It can be tempting to grab a brush to fight frizz and flyaways, but this will only further flatten your strands and make it worse. Instead give your head a flip upside-down and gently use your fingers to tousle up your roots. If you have a travel hairspray on hand, spritz it under sections of your hair at the roots, then flip your head back up and smooth your hair into place.
In a pinch, a dryer sheet can be used to quickly get rid of static. You can keep one in your hat and use it when you take the hat off to wipe your hair down where staticky hairs are sticking up. You can also use dryer sheets to wipe down your brushes and combs, helping prevent static; line the drawer you keep your brushes in with dryer sheets; or stick a dryer sheet under your pillow at night while you’re sleeping to help prevent static. There are even anti-static sheets specifically designed for getting rid of static in your hair.
One clever way to fight the flattening power of your favorite hat is to change the direction of your hair’s part.
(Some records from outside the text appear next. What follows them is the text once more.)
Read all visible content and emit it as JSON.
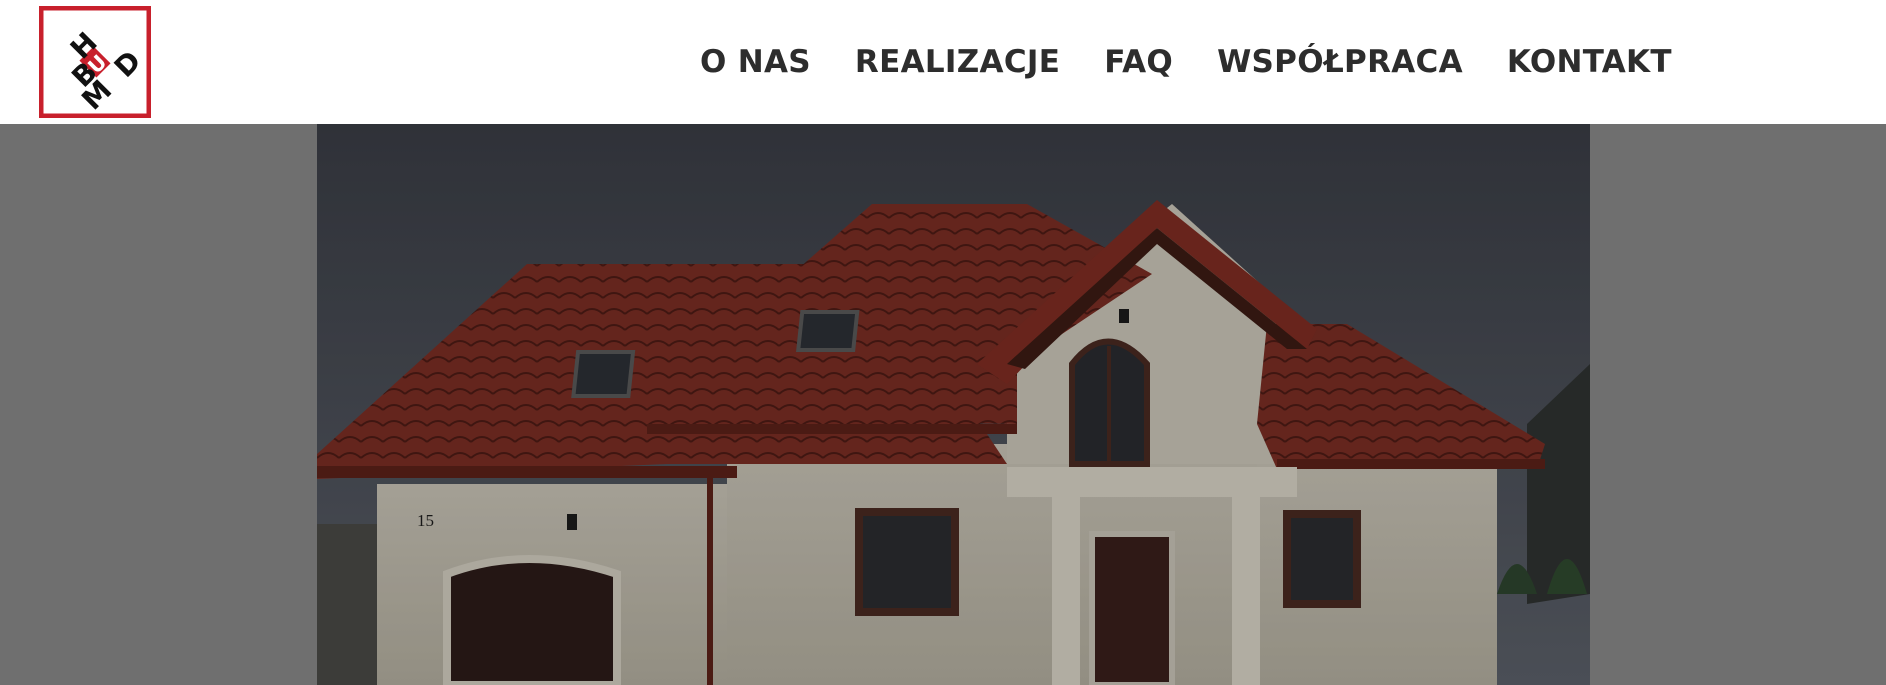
{
  "brand": {
    "logo_text": "MBUDH",
    "logo_letters": [
      "B",
      "U",
      "H",
      "M",
      "D"
    ],
    "colors": {
      "red": "#c8202c",
      "black": "#111111"
    }
  },
  "nav": {
    "items": [
      {
        "label": "O NAS"
      },
      {
        "label": "REALIZACJE"
      },
      {
        "label": "FAQ"
      },
      {
        "label": "WSPÓŁPRACA"
      },
      {
        "label": "KONTAKT"
      }
    ]
  },
  "hero": {
    "house_number": "15",
    "image_icon": "house-photo"
  }
}
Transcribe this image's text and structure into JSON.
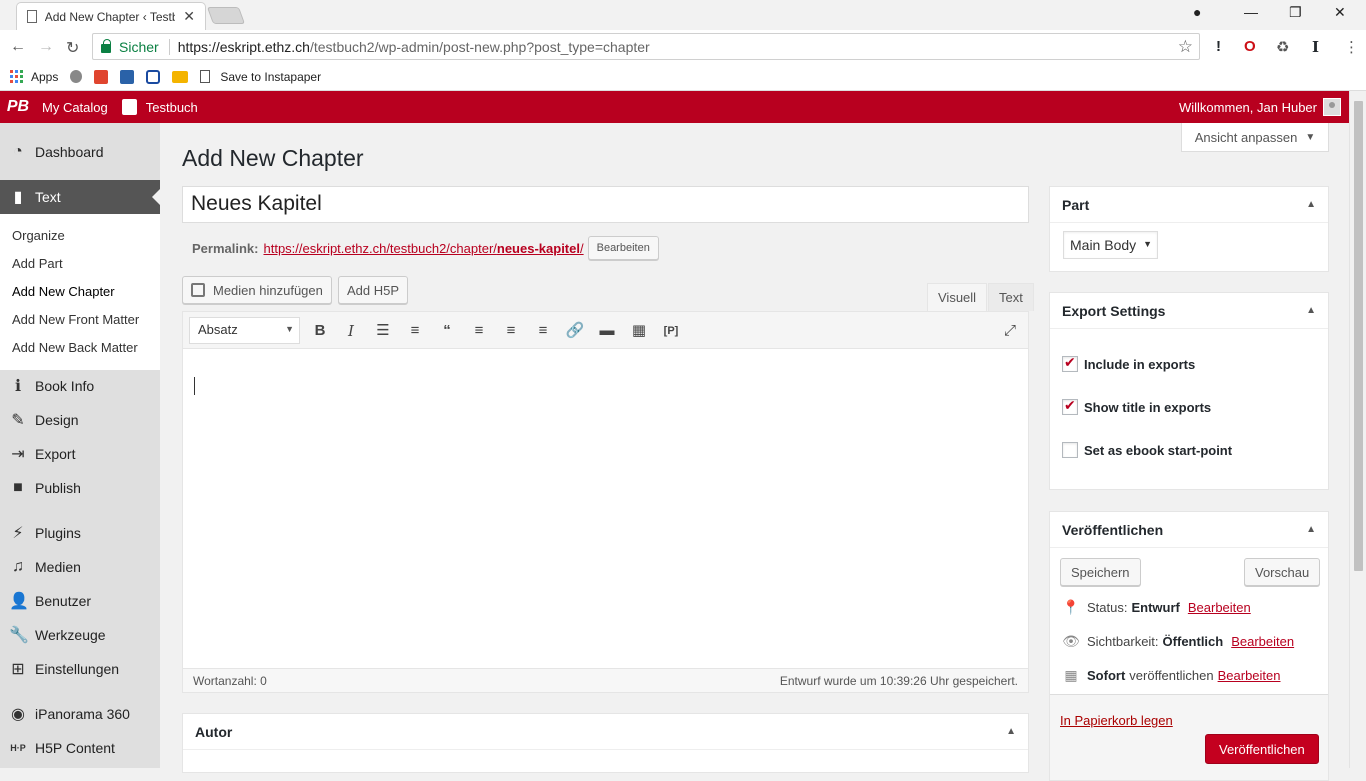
{
  "browser": {
    "tab_title": "Add New Chapter ‹ Testbuch",
    "secure_label": "Sicher",
    "url_host": "https://eskript.ethz.ch",
    "url_rest": "/testbuch2/wp-admin/post-new.php?post_type=chapter",
    "bookmarks": [
      "Apps",
      "Save to Instapaper"
    ]
  },
  "adminbar": {
    "logo": "PB",
    "my_catalog": "My Catalog",
    "book": "Testbuch",
    "welcome": "Willkommen, Jan Huber"
  },
  "sidebar": {
    "dashboard": "Dashboard",
    "text": "Text",
    "sub": [
      "Organize",
      "Add Part",
      "Add New Chapter",
      "Add New Front Matter",
      "Add New Back Matter"
    ],
    "book_info": "Book Info",
    "design": "Design",
    "export": "Export",
    "publish": "Publish",
    "plugins": "Plugins",
    "medien": "Medien",
    "benutzer": "Benutzer",
    "werkzeuge": "Werkzeuge",
    "einstellungen": "Einstellungen",
    "ipanorama": "iPanorama 360",
    "h5p": "H5P Content"
  },
  "main": {
    "screen_options": "Ansicht anpassen",
    "page_title": "Add New Chapter",
    "title_value": "Neues Kapitel",
    "permalink_label": "Permalink:",
    "permalink_url_pre": "https://eskript.ethz.ch/testbuch2/chapter/",
    "permalink_slug": "neues-kapitel",
    "permalink_url_post": "/",
    "permalink_edit": "Bearbeiten",
    "add_media": "Medien hinzufügen",
    "add_h5p": "Add H5P",
    "tab_visual": "Visuell",
    "tab_text": "Text",
    "format_select": "Absatz",
    "word_count": "Wortanzahl: 0",
    "autosave": "Entwurf wurde um 10:39:26 Uhr gespeichert.",
    "autor_title": "Autor"
  },
  "part_box": {
    "title": "Part",
    "selected": "Main Body"
  },
  "export_box": {
    "title": "Export Settings",
    "include": "Include in exports",
    "show_title": "Show title in exports",
    "start_point": "Set as ebook start-point"
  },
  "publish_box": {
    "title": "Veröffentlichen",
    "save": "Speichern",
    "preview": "Vorschau",
    "status_label": "Status:",
    "status_value": "Entwurf",
    "visibility_label": "Sichtbarkeit:",
    "visibility_value": "Öffentlich",
    "schedule_value": "Sofort",
    "schedule_label": "veröffentlichen",
    "edit": "Bearbeiten",
    "trash": "In Papierkorb legen",
    "publish": "Veröffentlichen"
  },
  "colors": {
    "brand": "#b8001f",
    "sidebar_active": "#555555"
  }
}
Parting it on the opposite side before putting your hat on will create a barrier between the hat and your desired style, like a shield from the dreaded hat hair. When you take your hat off, flip your hair back to your original part and your strands should bounce back into place.
If your hair is always a mess after removing your hat, a few drops of an anti-frizz serum will put it back into place. Keep a small bottle of serum in your bag to smooth cowlicks and creases and help fight static and flyaways when you take off your hat. Applying serum to damp hair can also be used as a static-proof styling aid.
We’ve have good news for any winter hat lovers out there: with the right tips and products, you can work to stop hat hair before it happens. In addition to the hair hacks above, here are a few of our favorite products for for protecting your hair in the cold weather:
All of our formulas are free of harmful toxins, use natural ingredients, and are made with renewable energy and packaging that minimizes the environmental impact. Our hair care isn’t just good for your hair, it’s good for the planet. To book an appointment with a Davines stylist in your area, see our salon locator.
by Jaclyn LaBadia, featured contributor